App and web page records

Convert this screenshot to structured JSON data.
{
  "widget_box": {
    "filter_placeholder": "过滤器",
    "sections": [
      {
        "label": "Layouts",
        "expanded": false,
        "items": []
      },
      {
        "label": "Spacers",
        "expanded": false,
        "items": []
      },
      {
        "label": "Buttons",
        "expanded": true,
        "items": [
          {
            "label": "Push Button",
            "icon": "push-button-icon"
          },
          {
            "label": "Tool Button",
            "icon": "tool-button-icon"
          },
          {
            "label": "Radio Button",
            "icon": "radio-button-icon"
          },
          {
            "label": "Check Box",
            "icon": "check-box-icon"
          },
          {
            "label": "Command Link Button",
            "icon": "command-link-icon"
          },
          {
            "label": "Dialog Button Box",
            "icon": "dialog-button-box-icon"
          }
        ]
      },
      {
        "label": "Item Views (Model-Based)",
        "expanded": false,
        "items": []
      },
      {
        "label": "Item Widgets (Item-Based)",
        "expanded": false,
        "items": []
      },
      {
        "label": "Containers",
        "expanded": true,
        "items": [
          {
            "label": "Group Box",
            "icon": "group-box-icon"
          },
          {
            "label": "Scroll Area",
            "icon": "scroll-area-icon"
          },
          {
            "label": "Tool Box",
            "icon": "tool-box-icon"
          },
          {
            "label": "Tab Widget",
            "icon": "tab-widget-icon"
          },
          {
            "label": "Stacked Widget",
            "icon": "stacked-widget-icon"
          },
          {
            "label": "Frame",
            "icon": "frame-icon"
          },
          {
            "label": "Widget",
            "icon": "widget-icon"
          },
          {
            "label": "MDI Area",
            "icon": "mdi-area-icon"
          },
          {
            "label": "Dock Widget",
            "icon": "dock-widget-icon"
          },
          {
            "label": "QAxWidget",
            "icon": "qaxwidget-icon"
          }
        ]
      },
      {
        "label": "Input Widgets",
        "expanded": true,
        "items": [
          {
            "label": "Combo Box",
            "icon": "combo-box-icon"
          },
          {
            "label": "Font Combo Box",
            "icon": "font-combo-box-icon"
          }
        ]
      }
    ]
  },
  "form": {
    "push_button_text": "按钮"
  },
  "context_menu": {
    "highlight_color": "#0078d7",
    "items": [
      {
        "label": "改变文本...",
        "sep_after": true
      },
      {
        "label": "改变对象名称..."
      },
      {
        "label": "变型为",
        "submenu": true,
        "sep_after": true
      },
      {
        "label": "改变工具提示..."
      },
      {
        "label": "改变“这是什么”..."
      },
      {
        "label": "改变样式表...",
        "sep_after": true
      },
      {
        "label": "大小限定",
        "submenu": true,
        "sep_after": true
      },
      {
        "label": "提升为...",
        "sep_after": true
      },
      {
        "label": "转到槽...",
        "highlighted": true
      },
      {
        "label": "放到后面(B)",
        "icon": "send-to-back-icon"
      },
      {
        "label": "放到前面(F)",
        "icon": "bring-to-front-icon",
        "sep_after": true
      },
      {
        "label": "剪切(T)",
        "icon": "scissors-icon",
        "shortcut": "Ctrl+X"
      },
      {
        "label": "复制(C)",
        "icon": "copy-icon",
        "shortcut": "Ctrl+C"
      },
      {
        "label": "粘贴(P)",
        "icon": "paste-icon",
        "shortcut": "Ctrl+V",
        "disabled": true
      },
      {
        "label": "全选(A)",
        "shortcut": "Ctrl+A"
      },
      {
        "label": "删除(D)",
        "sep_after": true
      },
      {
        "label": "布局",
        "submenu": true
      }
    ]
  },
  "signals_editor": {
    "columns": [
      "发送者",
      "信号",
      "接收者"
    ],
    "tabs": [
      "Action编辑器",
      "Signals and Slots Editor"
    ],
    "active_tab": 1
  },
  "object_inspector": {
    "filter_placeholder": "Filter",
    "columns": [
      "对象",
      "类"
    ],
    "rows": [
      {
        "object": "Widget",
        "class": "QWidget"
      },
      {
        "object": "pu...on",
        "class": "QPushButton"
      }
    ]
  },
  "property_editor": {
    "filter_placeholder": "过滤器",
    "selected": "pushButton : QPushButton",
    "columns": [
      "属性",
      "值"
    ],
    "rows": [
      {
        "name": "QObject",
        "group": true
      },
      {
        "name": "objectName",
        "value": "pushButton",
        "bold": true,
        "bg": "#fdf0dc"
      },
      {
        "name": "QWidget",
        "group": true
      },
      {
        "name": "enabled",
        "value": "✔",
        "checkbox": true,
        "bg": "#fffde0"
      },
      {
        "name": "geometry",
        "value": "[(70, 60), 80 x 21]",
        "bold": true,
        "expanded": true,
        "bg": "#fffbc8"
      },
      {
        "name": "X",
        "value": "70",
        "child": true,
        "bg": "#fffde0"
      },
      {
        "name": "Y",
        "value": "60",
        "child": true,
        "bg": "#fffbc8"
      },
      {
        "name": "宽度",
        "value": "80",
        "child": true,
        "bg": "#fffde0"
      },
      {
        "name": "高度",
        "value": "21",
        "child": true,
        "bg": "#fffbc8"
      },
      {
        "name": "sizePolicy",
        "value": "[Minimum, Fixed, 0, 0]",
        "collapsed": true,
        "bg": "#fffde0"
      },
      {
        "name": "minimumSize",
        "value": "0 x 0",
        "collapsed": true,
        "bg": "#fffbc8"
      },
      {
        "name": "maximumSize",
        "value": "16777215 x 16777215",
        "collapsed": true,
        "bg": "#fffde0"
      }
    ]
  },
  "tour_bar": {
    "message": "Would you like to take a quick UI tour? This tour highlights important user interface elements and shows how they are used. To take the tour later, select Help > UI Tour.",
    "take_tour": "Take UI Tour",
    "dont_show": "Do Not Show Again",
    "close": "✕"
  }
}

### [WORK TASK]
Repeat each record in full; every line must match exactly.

### [RESULT OF THIS EXERCISE]
Convert this screenshot to structured JSON data.
{
  "widget_box": {
    "filter_placeholder": "过滤器",
    "sections": [
      {
        "label": "Layouts",
        "expanded": false,
        "items": []
      },
      {
        "label": "Spacers",
        "expanded": false,
        "items": []
      },
      {
        "label": "Buttons",
        "expanded": true,
        "items": [
          {
            "label": "Push Button",
            "icon": "push-button-icon"
          },
          {
            "label": "Tool Button",
            "icon": "tool-button-icon"
          },
          {
            "label": "Radio Button",
            "icon": "radio-button-icon"
          },
          {
            "label": "Check Box",
            "icon": "check-box-icon"
          },
          {
            "label": "Command Link Button",
            "icon": "command-link-icon"
          },
          {
            "label": "Dialog Button Box",
            "icon": "dialog-button-box-icon"
          }
        ]
      },
      {
        "label": "Item Views (Model-Based)",
        "expanded": false,
        "items": []
      },
      {
        "label": "Item Widgets (Item-Based)",
        "expanded": false,
        "items": []
      },
      {
        "label": "Containers",
        "expanded": true,
        "items": [
          {
            "label": "Group Box",
            "icon": "group-box-icon"
          },
          {
            "label": "Scroll Area",
            "icon": "scroll-area-icon"
          },
          {
            "label": "Tool Box",
            "icon": "tool-box-icon"
          },
          {
            "label": "Tab Widget",
            "icon": "tab-widget-icon"
          },
          {
            "label": "Stacked Widget",
            "icon": "stacked-widget-icon"
          },
          {
            "label": "Frame",
            "icon": "frame-icon"
          },
          {
            "label": "Widget",
            "icon": "widget-icon"
          },
          {
            "label": "MDI Area",
            "icon": "mdi-area-icon"
          },
          {
            "label": "Dock Widget",
            "icon": "dock-widget-icon"
          },
          {
            "label": "QAxWidget",
            "icon": "qaxwidget-icon"
          }
        ]
      },
      {
        "label": "Input Widgets",
        "expanded": true,
        "items": [
          {
            "label": "Combo Box",
            "icon": "combo-box-icon"
          },
          {
            "label": "Font Combo Box",
            "icon": "font-combo-box-icon"
          }
        ]
      }
    ]
  },
  "form": {
    "push_button_text": "按钮"
  },
  "context_menu": {
    "highlight_color": "#0078d7",
    "items": [
      {
        "label": "改变文本...",
        "sep_after": true
      },
      {
        "label": "改变对象名称..."
      },
      {
        "label": "变型为",
        "submenu": true,
        "sep_after": true
      },
      {
        "label": "改变工具提示..."
      },
      {
        "label": "改变“这是什么”..."
      },
      {
        "label": "改变样式表...",
        "sep_after": true
      },
      {
        "label": "大小限定",
        "submenu": true,
        "sep_after": true
      },
      {
        "label": "提升为...",
        "sep_after": true
      },
      {
        "label": "转到槽...",
        "highlighted": true
      },
      {
        "label": "放到后面(B)",
        "icon": "send-to-back-icon"
      },
      {
        "label": "放到前面(F)",
        "icon": "bring-to-front-icon",
        "sep_after": true
      },
      {
        "label": "剪切(T)",
        "icon": "scissors-icon",
        "shortcut": "Ctrl+X"
      },
      {
        "label": "复制(C)",
        "icon": "copy-icon",
        "shortcut": "Ctrl+C"
      },
      {
        "label": "粘贴(P)",
        "icon": "paste-icon",
        "shortcut": "Ctrl+V",
        "disabled": true
      },
      {
        "label": "全选(A)",
        "shortcut": "Ctrl+A"
      },
      {
        "label": "删除(D)",
        "sep_after": true
      },
      {
        "label": "布局",
        "submenu": true
      }
    ]
  },
  "signals_editor": {
    "columns": [
      "发送者",
      "信号",
      "接收者"
    ],
    "tabs": [
      "Action编辑器",
      "Signals and Slots Editor"
    ],
    "active_tab": 1
  },
  "object_inspector": {
    "filter_placeholder": "Filter",
    "columns": [
      "对象",
      "类"
    ],
    "rows": [
      {
        "object": "Widget",
        "class": "QWidget"
      },
      {
        "object": "pu...on",
        "class": "QPushButton"
      }
    ]
  },
  "property_editor": {
    "filter_placeholder": "过滤器",
    "selected": "pushButton : QPushButton",
    "columns": [
      "属性",
      "值"
    ],
    "rows": [
      {
        "name": "QObject",
        "group": true
      },
      {
        "name": "objectName",
        "value": "pushButton",
        "bold": true,
        "bg": "#fdf0dc"
      },
      {
        "name": "QWidget",
        "group": true
      },
      {
        "name": "enabled",
        "value": "✔",
        "checkbox": true,
        "bg": "#fffde0"
      },
      {
        "name": "geometry",
        "value": "[(70, 60), 80 x 21]",
        "bold": true,
        "expanded": true,
        "bg": "#fffbc8"
      },
      {
        "name": "X",
        "value": "70",
        "child": true,
        "bg": "#fffde0"
      },
      {
        "name": "Y",
        "value": "60",
        "child": true,
        "bg": "#fffbc8"
      },
      {
        "name": "宽度",
        "value": "80",
        "child": true,
        "bg": "#fffde0"
      },
      {
        "name": "高度",
        "value": "21",
        "child": true,
        "bg": "#fffbc8"
      },
      {
        "name": "sizePolicy",
        "value": "[Minimum, Fixed, 0, 0]",
        "collapsed": true,
        "bg": "#fffde0"
      },
      {
        "name": "minimumSize",
        "value": "0 x 0",
        "collapsed": true,
        "bg": "#fffbc8"
      },
      {
        "name": "maximumSize",
        "value": "16777215 x 16777215",
        "collapsed": true,
        "bg": "#fffde0"
      }
    ]
  },
  "tour_bar": {
    "message": "Would you like to take a quick UI tour? This tour highlights important user interface elements and shows how they are used. To take the tour later, select Help > UI Tour.",
    "take_tour": "Take UI Tour",
    "dont_show": "Do Not Show Again",
    "close": "✕"
  }
}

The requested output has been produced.